  • You can move the CA database and/or logs to a different drive by using the Certutil command:

    See http://technet.microsoft.com/en-us/library/dd379476(WS.10).aspx

    Thursday, December 15, 2011 1:57 PM

All replies

  • There is no need to revoke expired certificates. Remember that revocation is to prevent the use of a certificate *prior* to its expiry date.

    The default behavior of the CA is to remove the certificate from the CRL one publication period after the certificate expires.

    Just a question, why are you cleaning out the database? From a forensics and audit perspective, you are erasing evidence of what has occurred in the past?

    Brian

    Tuesday, November 15, 2011 4:30 AM
  • I was thinking that by marking the old certs as 'Superseded' that I would be maintaining history.

    Also we're running out of drive space on the CA.  Maybe there is a way to move the DB.

    One of the problems I am having is that we seem to be generating alot of certificates for no reason. 

    We have a VPN certificate that we deploy to all users.  I see so many certificates for the same users over and over again.

    Looking at the template it shows a validiy period of 1 year and a renewal period of 6 weeks.

    I'm not sure why it's setup like that but I'm thinking I should extend the renewal period to maybe 11 months.

    Any thoughts?


    David Jenkins
    Tuesday, November 15, 2011 2:22 PM
  • Okay the 6 weeks is supposed to be before the certificate expires.  But I still don't know why we have so many of the same certs being installed.

    Could it be that users are logging in to other workstations and it's applying a certificate to them?


    David Jenkins
    Tuesday, November 15, 2011 2:25 PM
  • It would be a bad idea to extend the renewal period to 11 months. What this setting means is that the client's will start to attempt renewal 6 weeks prior to the expiration of the certificate. To do what you want, reduce the setting to 4 weeks, so that renewals would start 4 weeks (1 month) prior to the expiration of the certifciate.

    It sounds like you need to implement credential roaming services (CRS). If people are using multiple computers, they will autoenroll a new certificate at each workstation. When you implement CRS, the certificates and their private keys are stored in AD and downloaded to new workstations *prior* to autoenrollment is kicked off (preventing unnecessary enrollments)

    http://blogs.technet.com/b/askds/archive/2009/01/06/certs-on-wheels-understanding-credential-roaming.aspx

    Brian

    Tuesday, November 15, 2011 3:13 PM
  • Thank you.  I think this will help me out alot.
    David Jenkins
    Tuesday, November 15, 2011 4:07 PM
  • You can move the CA database and/or logs to a different drive by using the Certutil command:

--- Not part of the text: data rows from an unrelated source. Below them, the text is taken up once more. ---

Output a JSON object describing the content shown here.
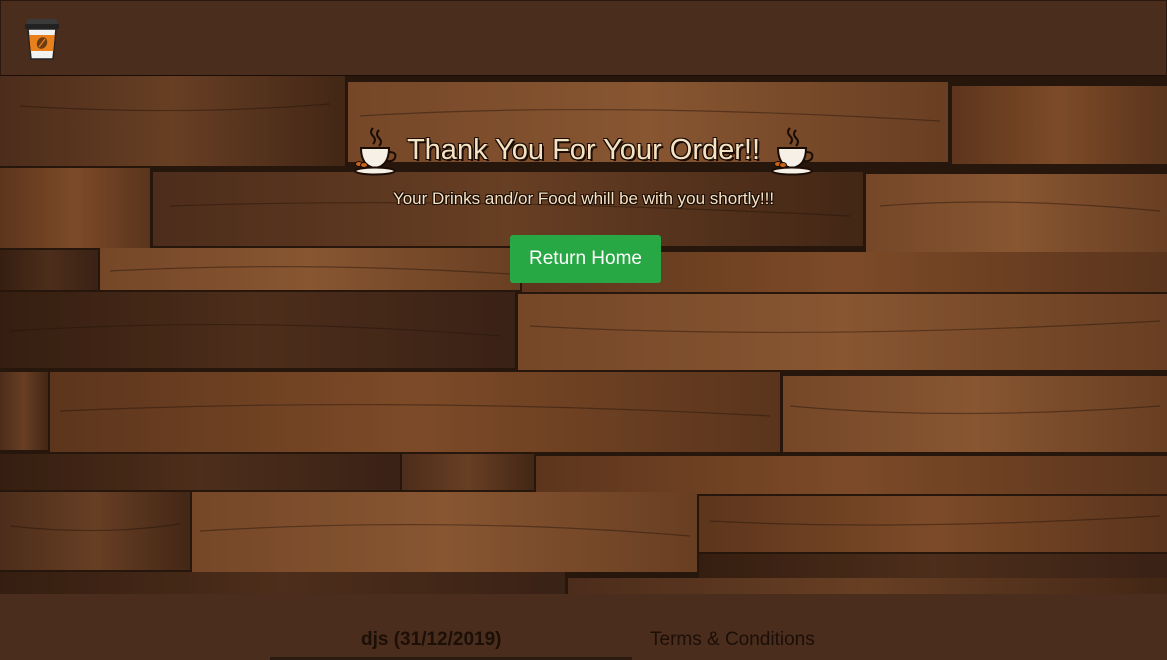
{
  "header": {
    "logo_icon": "coffee-cup-icon"
  },
  "hero": {
    "title": "Thank You For Your Order!!",
    "subtitle": "Your Drinks and/or Food whill be with you shortly!!!",
    "return_button_label": "Return Home",
    "title_icons": [
      "coffee-cup-icon",
      "coffee-cup-icon"
    ]
  },
  "footer": {
    "credit": "djs (31/12/2019)",
    "terms_link": "Terms & Conditions"
  },
  "colors": {
    "header_bg": "#4b2d1d",
    "button_bg": "#28a745",
    "title_text": "#f4e3c4"
  }
}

    See http://technet.microsoft.com/en-us/library/dd379476(WS.10).aspx

    Thursday, December 15, 2011 1:57 PM